→ **WORK REQUEST**
The answer is to be the data below, written out in full and exactly.

[Dataset items]
--------------------------------

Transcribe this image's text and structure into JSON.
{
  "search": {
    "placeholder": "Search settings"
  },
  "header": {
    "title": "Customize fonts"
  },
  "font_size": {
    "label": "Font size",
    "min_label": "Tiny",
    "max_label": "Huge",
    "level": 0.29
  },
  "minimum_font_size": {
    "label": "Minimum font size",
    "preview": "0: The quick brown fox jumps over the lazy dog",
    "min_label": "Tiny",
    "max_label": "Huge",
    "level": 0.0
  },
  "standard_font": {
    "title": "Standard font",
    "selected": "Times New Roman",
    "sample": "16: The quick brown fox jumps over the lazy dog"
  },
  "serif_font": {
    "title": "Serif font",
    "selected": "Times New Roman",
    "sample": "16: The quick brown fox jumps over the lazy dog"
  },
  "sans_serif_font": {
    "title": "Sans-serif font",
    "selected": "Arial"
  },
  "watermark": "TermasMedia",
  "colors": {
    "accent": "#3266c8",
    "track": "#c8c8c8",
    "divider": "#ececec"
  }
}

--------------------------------

→ **RESPONSE BELOW**
Transcribe this image's text and structure into JSON.
{
  "search": {
    "placeholder": "Search settings"
  },
  "header": {
    "title": "Customize fonts"
  },
  "font_size": {
    "label": "Font size",
    "min_label": "Tiny",
    "max_label": "Huge",
    "level": 0.29
  },
  "minimum_font_size": {
    "label": "Minimum font size",
    "preview": "0: The quick brown fox jumps over the lazy dog",
    "min_label": "Tiny",
    "max_label": "Huge",
    "level": 0.0
  },
  "standard_font": {
    "title": "Standard font",
    "selected": "Times New Roman",
    "sample": "16: The quick brown fox jumps over the lazy dog"
  },
  "serif_font": {
    "title": "Serif font",
    "selected": "Times New Roman",
    "sample": "16: The quick brown fox jumps over the lazy dog"
  },
  "sans_serif_font": {
    "title": "Sans-serif font",
    "selected": "Arial"
  },
  "watermark": "TermasMedia",
  "colors": {
    "accent": "#3266c8",
    "track": "#c8c8c8",
    "divider": "#ececec"
  }
}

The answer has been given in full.